A new word came into the English language at the end of the 1950s – motorway. The first of these, from north London to Crick in Northamptonshire made its route a few miles away from Wolverton at Newport Pagnell and Laing earth moving and construction vehicles became a common sight.
The average speed of travel on ordinary roads was probably about 30 miles and hour in the 1950s, largely because passage through towns seriously slowed traffic.
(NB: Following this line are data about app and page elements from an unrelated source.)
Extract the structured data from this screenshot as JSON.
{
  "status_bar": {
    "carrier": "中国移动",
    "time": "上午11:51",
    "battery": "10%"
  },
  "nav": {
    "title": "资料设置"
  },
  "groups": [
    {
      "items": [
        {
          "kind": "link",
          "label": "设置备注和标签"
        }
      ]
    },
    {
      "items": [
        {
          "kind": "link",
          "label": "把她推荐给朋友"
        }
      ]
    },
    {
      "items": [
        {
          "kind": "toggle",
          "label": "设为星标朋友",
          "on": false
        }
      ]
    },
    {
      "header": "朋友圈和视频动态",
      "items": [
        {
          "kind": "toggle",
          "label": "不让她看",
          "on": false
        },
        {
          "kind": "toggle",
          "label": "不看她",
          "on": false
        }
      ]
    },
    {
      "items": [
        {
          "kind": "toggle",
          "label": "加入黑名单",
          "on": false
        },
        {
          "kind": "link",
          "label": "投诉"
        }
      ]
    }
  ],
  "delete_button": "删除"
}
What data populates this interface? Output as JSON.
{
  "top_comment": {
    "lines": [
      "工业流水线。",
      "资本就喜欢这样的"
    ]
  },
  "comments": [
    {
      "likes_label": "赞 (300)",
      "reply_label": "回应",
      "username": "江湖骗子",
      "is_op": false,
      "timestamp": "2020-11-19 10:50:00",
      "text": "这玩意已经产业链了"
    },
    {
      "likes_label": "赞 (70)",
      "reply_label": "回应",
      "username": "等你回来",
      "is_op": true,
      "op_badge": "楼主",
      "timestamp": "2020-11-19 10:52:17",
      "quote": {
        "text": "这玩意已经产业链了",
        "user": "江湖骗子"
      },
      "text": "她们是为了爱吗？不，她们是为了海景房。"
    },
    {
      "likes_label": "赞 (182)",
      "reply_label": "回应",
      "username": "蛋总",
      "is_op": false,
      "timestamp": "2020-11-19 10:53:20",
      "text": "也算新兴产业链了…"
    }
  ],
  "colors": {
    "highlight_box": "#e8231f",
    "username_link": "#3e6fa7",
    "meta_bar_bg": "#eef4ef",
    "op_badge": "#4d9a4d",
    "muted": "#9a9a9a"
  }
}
The A5, for example, which was a major route to the north west, meant that traffic had to slow down or stop every ten miles or so. The village of Markyate, then on the A5, had a very narrow high street and lorries routinely chipped bricks off buildings.
So the motorway was much welcomed and it is surprising to look at this photograph now, taken from the bridge on the Haversham-Gayhurst road in 1960, how light traffic was.